Meanwhile, Windrow secured similar funding for the Write On! Program, which will assist students all year.
Together, they are the sixth and seventh grants totaling $260,000 secured by Student Success.
Windrow said the Write-On program “mirrors an existing math-science program that Dr. Marva Lucas hosted in University Studies a year ago. We’ll identify 30 Pell-eligible, first-generation students from underrepresented populations and pair them with student mentors. Each writing mentor will have five students. They’ll meet throughout the fall and spring semesters.”
Johnson said they are “excited about this opportunity. Students will benefit. We know from our other early arrival programs that peer mentoring works. ”
Johnson said peer mentors will work with incoming freshmen and transfer students and introduce early on resources and things to be successful in their transition. A family component is available and faculty can provide feedback on how students are progressing. Microgrants ($200) can support students with financial needs.
SEGMENT THREE – 8:40 a.m.
GUESTS: Journalism professor, Dr. Chistine Eschenfelder, journalism lecture Dan Eschenfelder, and a TBA journalism student
TOPIC: Real-world, award-winning experiential learning for MTSU’s journalism students through the student-produced Middle Tennessee News
Telling the story of a century’s worth of broadcasting in America and in Tennessee has turned a national spotlight — and a pair of prestigious awards — toward a team of nine Middle Tennessee State University multimedia journalism students and alumni.
The students, all part of the School of Journalism and Strategic Media in the College of Media and Entertainment, first received a top-10 win May 21 in the national Hearst Journalism Awards Program for their November 2020 TV news special, “100 Years of Broadcasting.”
The MTSU team took journalism professor Christine Eschenfelder’s fall 2020 senior-level “Seminar in Media Issues” course, which focused this time on the centennial of U.S. broadcasting.
Then, on May 25, they learned their 30-minute special and its associated website made them one of six student-category Silver Winners in the renowned Telly Awards, which recognize the best TV and video content created worldwide by advertising agencies, TV stations, production companies and publishers.
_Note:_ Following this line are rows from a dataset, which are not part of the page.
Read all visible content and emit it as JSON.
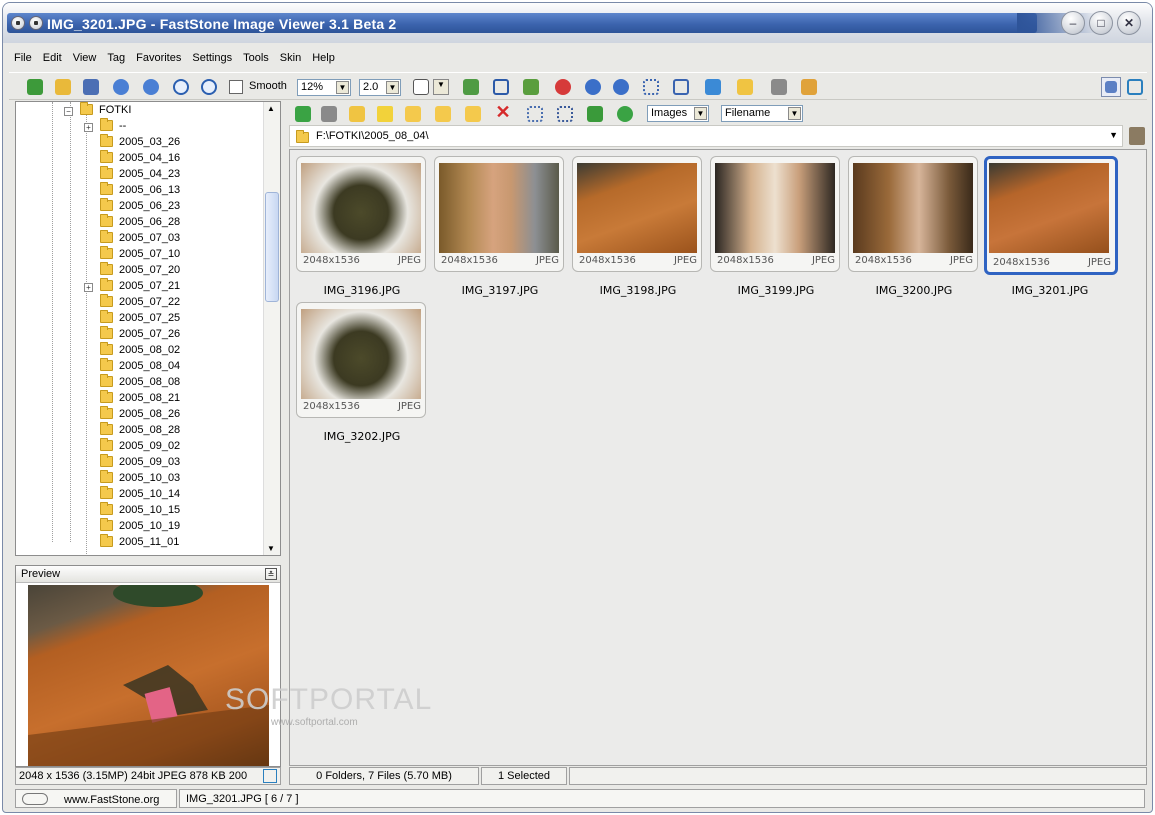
{
  "window": {
    "title": "IMG_3201.JPG  -  FastStone Image Viewer 3.1 Beta 2",
    "controls": [
      "minimize",
      "maximize",
      "close"
    ]
  },
  "menu": [
    "File",
    "Edit",
    "View",
    "Tag",
    "Favorites",
    "Settings",
    "Tools",
    "Skin",
    "Help"
  ],
  "toolbar": {
    "smooth_label": "Smooth",
    "smooth_checked": false,
    "zoom_value": "12%",
    "factor_value": "2.0"
  },
  "tree": {
    "root": "FOTKI",
    "items": [
      "--",
      "2005_03_26",
      "2005_04_16",
      "2005_04_23",
      "2005_06_13",
      "2005_06_23",
      "2005_06_28",
      "2005_07_03",
      "2005_07_10",
      "2005_07_20",
      "2005_07_21",
      "2005_07_22",
      "2005_07_25",
      "2005_07_26",
      "2005_08_02",
      "2005_08_04",
      "2005_08_08",
      "2005_08_21",
      "2005_08_26",
      "2005_08_28",
      "2005_09_02",
      "2005_09_03",
      "2005_10_03",
      "2005_10_14",
      "2005_10_15",
      "2005_10_19",
      "2005_11_01"
    ]
  },
  "preview": {
    "title": "Preview"
  },
  "browser": {
    "filter_value": "Images",
    "sort_value": "Filename",
    "path": "F:\\FOTKI\\2005_08_04\\"
  },
  "thumbnails": [
    {
      "name": "IMG_3196.JPG",
      "dims": "2048x1536",
      "format": "JPEG",
      "selected": false
    },
    {
      "name": "IMG_3197.JPG",
      "dims": "2048x1536",
      "format": "JPEG",
      "selected": false
    },
    {
      "name": "IMG_3198.JPG",
      "dims": "2048x1536",
      "format": "JPEG",
      "selected": false
    },
    {
      "name": "IMG_3199.JPG",
      "dims": "2048x1536",
      "format": "JPEG",
      "selected": false
    },
    {
      "name": "IMG_3200.JPG",
      "dims": "2048x1536",
      "format": "JPEG",
      "selected": false
    },
    {
      "name": "IMG_3201.JPG",
      "dims": "2048x1536",
      "format": "JPEG",
      "selected": true
    },
    {
      "name": "IMG_3202.JPG",
      "dims": "2048x1536",
      "format": "JPEG",
      "selected": false
    }
  ],
  "status": {
    "image_info": "2048 x 1536 (3.15MP)   24bit JPEG   878 KB   200",
    "folder_summary": "0 Folders, 7 Files (5.70 MB)",
    "selection": "1 Selected",
    "website": "www.FastStone.org",
    "current_file": "IMG_3201.JPG [ 6 / 7 ]"
  },
  "watermark": {
    "brand": "SOFTPORTAL",
    "url": "www.softportal.com"
  },
  "colors": {
    "title_bar": "#3c64ae",
    "selection_border": "#2f63c2",
    "panel_background": "#ebebea"
  }
}
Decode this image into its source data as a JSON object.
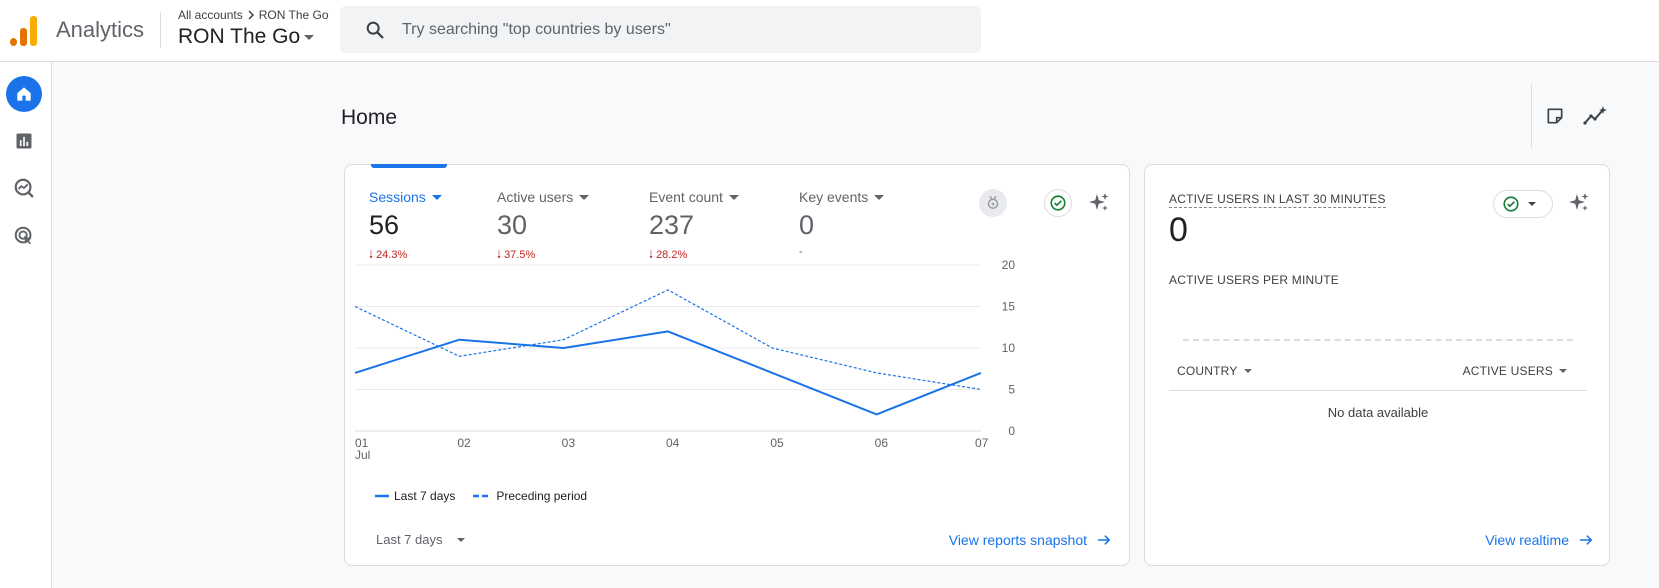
{
  "header": {
    "app_name": "Analytics",
    "breadcrumb_root": "All accounts",
    "breadcrumb_account": "RON The Go",
    "property_name": "RON The Go",
    "search_placeholder": "Try searching \"top countries by users\""
  },
  "page": {
    "title": "Home"
  },
  "metrics": [
    {
      "label": "Sessions",
      "value": "56",
      "delta": "24.3%",
      "direction": "down",
      "selected": true
    },
    {
      "label": "Active users",
      "value": "30",
      "delta": "37.5%",
      "direction": "down",
      "selected": false
    },
    {
      "label": "Event count",
      "value": "237",
      "delta": "28.2%",
      "direction": "down",
      "selected": false
    },
    {
      "label": "Key events",
      "value": "0",
      "delta": "-",
      "direction": "none",
      "selected": false
    }
  ],
  "chart_data": {
    "type": "line",
    "categories": [
      "01",
      "02",
      "03",
      "04",
      "05",
      "06",
      "07"
    ],
    "x_sublabel": "Jul",
    "ylim": [
      0,
      20
    ],
    "y_ticks": [
      "0",
      "5",
      "10",
      "15",
      "20"
    ],
    "y_axis_position": "right",
    "grid": true,
    "legend_position": "bottom-left",
    "series": [
      {
        "name": "Last 7 days",
        "values": [
          7,
          11,
          10,
          12,
          7,
          2,
          7
        ],
        "style": "solid",
        "color": "#1a73e8"
      },
      {
        "name": "Preceding period",
        "values": [
          15,
          9,
          11,
          17,
          10,
          7,
          5
        ],
        "style": "dashed",
        "color": "#1a73e8"
      }
    ]
  },
  "date_range": {
    "label": "Last 7 days"
  },
  "links": {
    "reports_snapshot": "View reports snapshot",
    "realtime": "View realtime"
  },
  "realtime": {
    "title": "ACTIVE USERS IN LAST 30 MINUTES",
    "value": "0",
    "per_minute_label": "ACTIVE USERS PER MINUTE",
    "col_country": "COUNTRY",
    "col_active_users": "ACTIVE USERS",
    "no_data": "No data available"
  },
  "colors": {
    "accent": "#1a73e8",
    "negative": "#c5221f",
    "success": "#188038",
    "logo_orange": "#f9ab00",
    "logo_dark_orange": "#e37400"
  },
  "icons": {
    "search": "search-icon",
    "home": "home-icon",
    "reports": "bar-chart-icon",
    "explore": "explore-icon",
    "advertising": "advertising-target-icon",
    "notes": "sticky-note-icon",
    "insights": "insights-sparkline-icon",
    "sparkle": "sparkle-icon",
    "check": "check-circle-icon",
    "arrow_forward": "arrow-forward-icon"
  }
}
The Hearst awards, called “the Pulitzer Prizes of collegiate journalism,” are considered the top honors for journalists at accredited U.S. universities.
This year’s Tellys included winning creations from organizations ranging from The Walt Disney Company and the PBS NewsHour Student Reporting Labs to CBS Interactive and the Smithsonian National Museum of African American History and Culture.
The award-winning MTSU student special and its accompanying website are available at www.middletennesseenews.net/100-years-of-broadcast.